*** Given data
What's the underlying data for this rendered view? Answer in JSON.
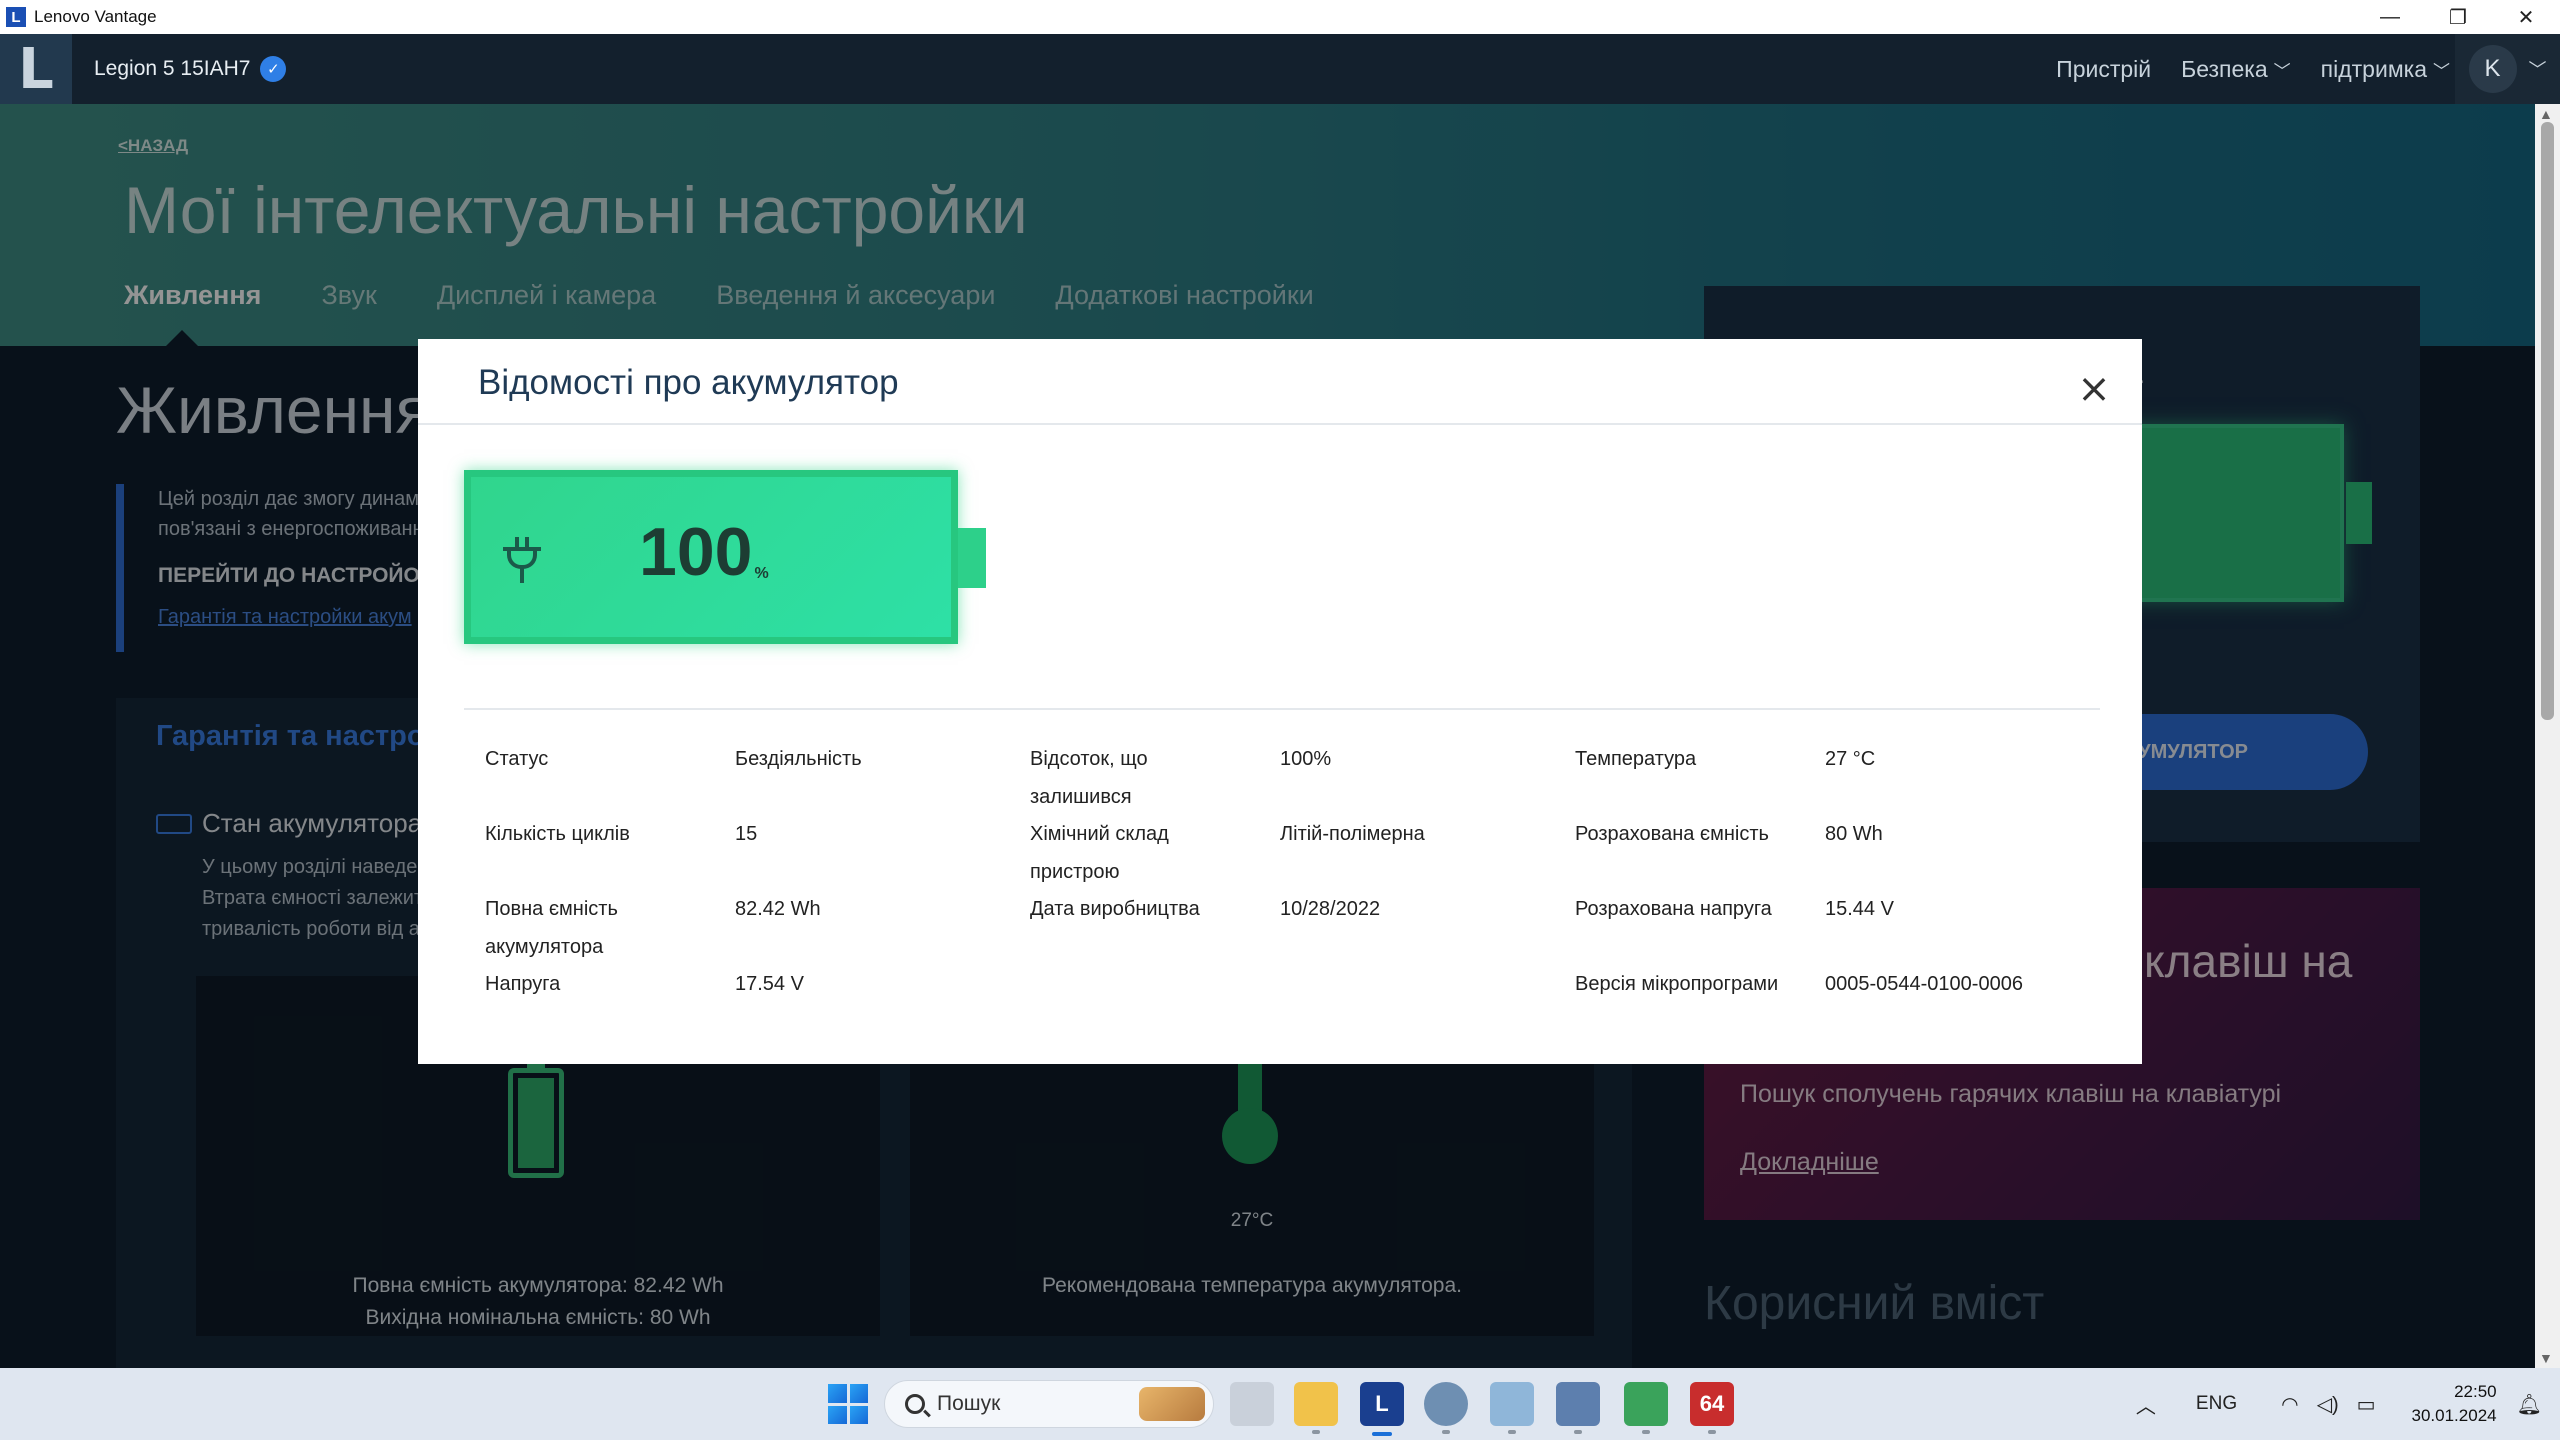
{
  "window": {
    "title": "Lenovo Vantage",
    "minimize": "—",
    "maximize": "❐",
    "close": "✕"
  },
  "header": {
    "logo": "L",
    "device": "Legion 5 15IAH7",
    "nav": [
      {
        "label": "Пристрій"
      },
      {
        "label": "Безпека"
      },
      {
        "label": "підтримка"
      }
    ],
    "user_initial": "K"
  },
  "hero": {
    "back": "<НАЗАД",
    "title": "Мої інтелектуальні настройки",
    "tabs": [
      "Живлення",
      "Звук",
      "Дисплей і камера",
      "Введення й аксесуари",
      "Додаткові настройки"
    ]
  },
  "background": {
    "section_title": "Живлення",
    "intro_line1": "Цей розділ дає змогу динам",
    "intro_line2": "пов'язані з енергоспоживанн",
    "intro_goto": "ПЕРЕЙТИ ДО НАСТРОЙОК",
    "intro_link": "Гарантія та настройки акум",
    "panel_title": "Гарантія та настро",
    "battery_state": "Стан акумулятора",
    "desc_line1": "У цьому розділі наведе",
    "desc_line2": "Втрата ємності залежит",
    "desc_line3": "тривалість роботи від а",
    "card1_line1": "Повна ємність акумулятора: 82.42 Wh",
    "card1_line2": "Вихідна номінальна ємність: 80 Wh",
    "card2_temp": "27°C",
    "card2_line": "Рекомендована температура акумулятора.",
    "right_heading": "а",
    "right_button": "УМУЛЯТОР",
    "promo_title": "клавіш на",
    "promo_text": "Пошук сполучень гарячих клавіш на клавіатурі",
    "promo_more": "Докладніше",
    "useful": "Корисний вміст"
  },
  "modal": {
    "title": "Відомості про акумулятор",
    "close": "×",
    "percent": "100",
    "percent_sign": "%",
    "col1": [
      {
        "label": "Статус",
        "value": "Бездіяльність"
      },
      {
        "label": "Кількість циклів",
        "value": "15"
      },
      {
        "label_l1": "Повна ємність",
        "label_l2": "акумулятора",
        "value": "82.42 Wh"
      },
      {
        "label": "Напруга",
        "value": "17.54 V"
      }
    ],
    "col2": [
      {
        "label_l1": "Відсоток, що",
        "label_l2": "залишився",
        "value": "100%"
      },
      {
        "label_l1": "Хімічний склад",
        "label_l2": "пристрою",
        "value": "Літій-полімерна"
      },
      {
        "label": "Дата виробництва",
        "value": "10/28/2022"
      }
    ],
    "col3": [
      {
        "label": "Температура",
        "value": "27 °C"
      },
      {
        "label": "Розрахована ємність",
        "value": "80 Wh"
      },
      {
        "label": "Розрахована напруга",
        "value": "15.44 V"
      },
      {
        "label": "Версія мікропрограми",
        "value": "0005-0544-0100-0006"
      }
    ]
  },
  "taskbar": {
    "search_placeholder": "Пошук",
    "lang": "ENG",
    "time": "22:50",
    "date": "30.01.2024",
    "app_badge": "64"
  }
}
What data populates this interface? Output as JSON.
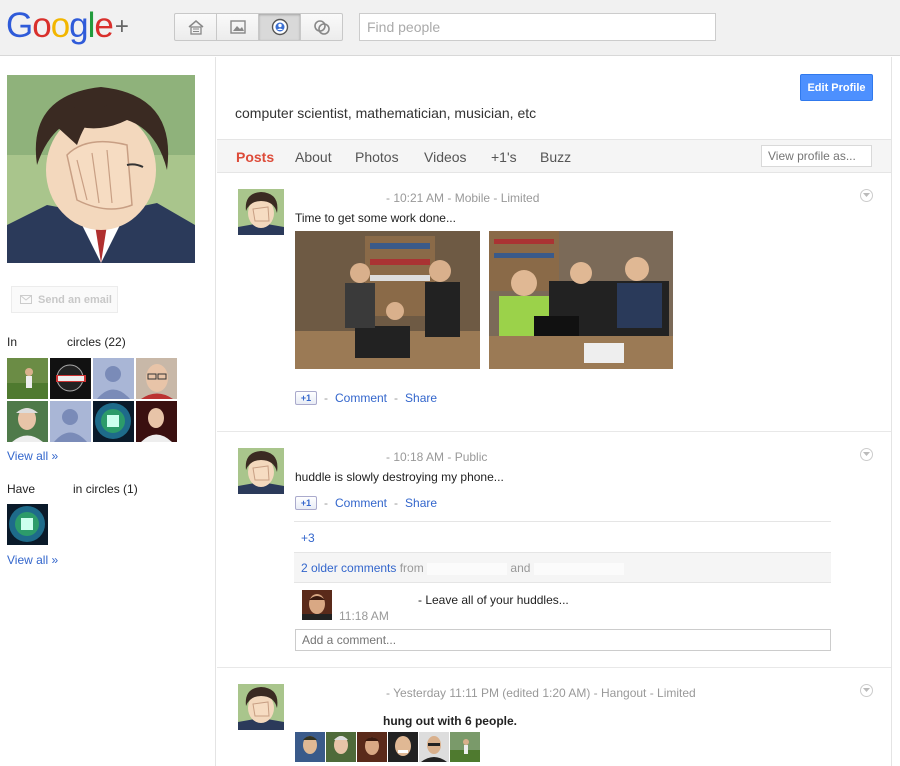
{
  "header": {
    "logo_parts": [
      "G",
      "o",
      "o",
      "g",
      "l",
      "e"
    ],
    "logo_plus": "+",
    "search_placeholder": "Find people",
    "nav_icons": [
      "home-icon",
      "photos-icon",
      "profile-icon",
      "circles-icon"
    ]
  },
  "profile": {
    "email_label": "Send an email",
    "in_circles_label": "In",
    "in_circles_count": "circles (22)",
    "have_label": "Have",
    "have_count": "in circles (1)",
    "view_all_1": "View all »",
    "view_all_2": "View all »",
    "edit_label": "Edit Profile",
    "tagline": "computer scientist, mathematician, musician, etc"
  },
  "tabs": [
    "Posts",
    "About",
    "Photos",
    "Videos",
    "+1's",
    "Buzz"
  ],
  "view_as_placeholder": "View profile as...",
  "posts": [
    {
      "meta": "-  10:21 AM  -  Mobile  -  Limited",
      "text": "Time to get some work done...",
      "comment": "Comment",
      "share": "Share",
      "plusone": "+1"
    },
    {
      "meta": "-  10:18 AM  -  Public",
      "text": "huddle is slowly destroying my phone...",
      "comment": "Comment",
      "share": "Share",
      "plusone": "+1",
      "plus_count": "+3",
      "older_comments": "2 older comments",
      "from_label": "from",
      "and_label": "and",
      "comment_text": "- Leave all of your huddles...",
      "comment_time": "11:18 AM",
      "add_comment_placeholder": "Add a comment..."
    },
    {
      "meta": "-  Yesterday 11:11 PM (edited 1:20 AM)  -  Hangout  -  Limited",
      "text": "hung out with 6 people."
    }
  ],
  "colors": {
    "accent_red": "#dd4b39",
    "link_blue": "#3366cc",
    "button_blue": "#4d90fe"
  }
}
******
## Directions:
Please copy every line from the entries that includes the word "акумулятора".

## Answer to this task:
    "battery_state": "Стан акумулятора",
    "card1_line1": "Повна ємність акумулятора: 82.42 Wh",
    "card2_line": "Рекомендована температура акумулятора.",
        "label_l2": "акумулятора",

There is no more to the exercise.